When the children were growing up, for several years we were that unusual family who, horrors of horrors, didn’t have a television. But we did of course give in eventually. It took a long time though, for me to shake off the guilty feelings about watching daytime TV instilled in me by my grandmother. Along with most of the population we did get hooked into a routine of watching TV every evening for a few years. And then we came to France where for a few years TV simply didn’t exist in our world. It does now though - can’t believe the size of the television we now have, mainly for watching dvds on!

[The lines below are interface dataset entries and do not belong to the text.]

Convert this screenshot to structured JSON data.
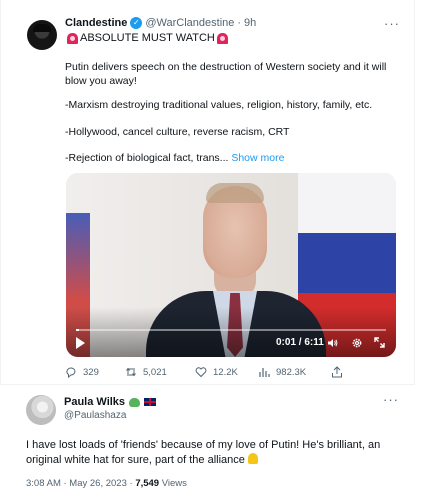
{
  "tweet": {
    "author_name": "Clandestine",
    "handle": "@WarClandestine",
    "separator": "·",
    "time": "9h",
    "more": "···",
    "headline": "ABSOLUTE MUST WATCH",
    "paragraphs": [
      "Putin delivers speech on the destruction of Western society and it will blow you away!",
      "-Marxism destroying traditional values, religion, history, family, etc.",
      "-Hollywood, cancel culture, reverse racism, CRT",
      "-Rejection of biological fact, trans..."
    ],
    "show_more": "Show more",
    "video": {
      "time_readout": "0:01 / 6:11",
      "progress": 0.003
    },
    "stats": {
      "replies": "329",
      "retweets": "5,021",
      "likes": "12.2K",
      "views": "982.3K"
    }
  },
  "reply": {
    "author_name": "Paula Wilks",
    "handle": "@Paulashaza",
    "more": "···",
    "text": "I have lost loads of 'friends' because of my love of Putin! He's brilliant, an original white hat for sure, part of the alliance",
    "timestamp": "3:08 AM · May 26, 2023 · ",
    "views_count": "7,549",
    "views_label": "Views"
  },
  "colors": {
    "accent": "#1d9bf0",
    "muted": "#536471"
  }
}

Living in France I barely watch TV for entertainment these days - the language is still something of a problem for me and French TV has a certain reputation. Anyone who has ever watched French TV will know that it lags a long way behind what is on offer just the other side of the Channel. Although to be fair, these days shows like Downton Abbey and The Collection are being shown here - dubbed in French, which is just a step too far for me! And ‘Friends’ seems to be on a continual repeat loop on some channel or other. Somehow it misses the mark completely with the language dubbed. The French too, love all the American police series - the more violent the better.

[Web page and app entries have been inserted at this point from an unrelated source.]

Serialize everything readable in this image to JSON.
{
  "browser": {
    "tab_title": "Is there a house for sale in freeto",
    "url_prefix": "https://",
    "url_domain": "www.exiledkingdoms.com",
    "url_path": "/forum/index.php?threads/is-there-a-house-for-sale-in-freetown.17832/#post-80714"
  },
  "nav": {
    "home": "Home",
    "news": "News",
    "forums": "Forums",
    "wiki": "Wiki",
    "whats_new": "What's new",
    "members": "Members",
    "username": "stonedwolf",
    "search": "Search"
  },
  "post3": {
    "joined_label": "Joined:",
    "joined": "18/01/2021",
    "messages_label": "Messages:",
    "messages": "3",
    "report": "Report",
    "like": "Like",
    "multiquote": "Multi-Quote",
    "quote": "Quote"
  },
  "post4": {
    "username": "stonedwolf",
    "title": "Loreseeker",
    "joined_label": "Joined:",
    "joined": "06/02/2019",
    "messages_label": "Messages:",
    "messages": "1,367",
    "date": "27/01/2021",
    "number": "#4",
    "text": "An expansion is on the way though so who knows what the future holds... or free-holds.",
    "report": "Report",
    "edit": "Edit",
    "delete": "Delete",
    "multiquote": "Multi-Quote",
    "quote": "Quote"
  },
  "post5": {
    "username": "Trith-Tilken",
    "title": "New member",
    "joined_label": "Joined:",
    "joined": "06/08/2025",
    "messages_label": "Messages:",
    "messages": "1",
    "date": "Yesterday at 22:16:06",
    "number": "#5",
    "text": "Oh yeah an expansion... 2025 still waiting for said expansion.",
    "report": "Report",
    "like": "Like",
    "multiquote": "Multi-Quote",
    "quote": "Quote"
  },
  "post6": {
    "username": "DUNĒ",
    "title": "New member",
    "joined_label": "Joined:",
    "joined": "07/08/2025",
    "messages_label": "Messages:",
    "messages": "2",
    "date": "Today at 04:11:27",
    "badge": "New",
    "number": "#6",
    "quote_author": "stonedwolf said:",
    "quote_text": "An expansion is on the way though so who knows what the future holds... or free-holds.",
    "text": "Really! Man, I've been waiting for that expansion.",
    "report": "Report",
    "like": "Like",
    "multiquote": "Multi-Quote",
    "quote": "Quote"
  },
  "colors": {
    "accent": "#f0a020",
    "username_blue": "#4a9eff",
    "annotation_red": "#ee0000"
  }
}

Entertainment programmes on the three terrestrial channels here start at nine o’clock in the evening. The hours six thirty to nine are filled with news programmes. And there is no watershed in French producers lives. Violent programmes are just as likely as the latest edition of Oui Oui (Noddy to you and me) to be advertised at ten o’clock on a Sunday morning - in between the cartoons designed to keep the little darlings occupied while Mum and Dad have a lie in.
These days I watch the BBC news via my computer and watch UK entertainment / documentary programmes via iPlayer. I write contemporary women’s fiction for an English language based readership, so watching TV programs like this enables me to keep up to date with all the social and cultural activities going on across the channel.
One of the questions the feature was going to look at was: Are there any ways in which watching TV/dvds has improved your writing? Not sure about directly improving but Youtube has lots of writing related videos and I’ve watched a number of them and I’ve invariably come away with a new tip or a writing exercise to try. The Ted interviews are particularly good for motivation.
And finally for all of you who have ever wondered about what happens to old TV and computer screens a fun picture!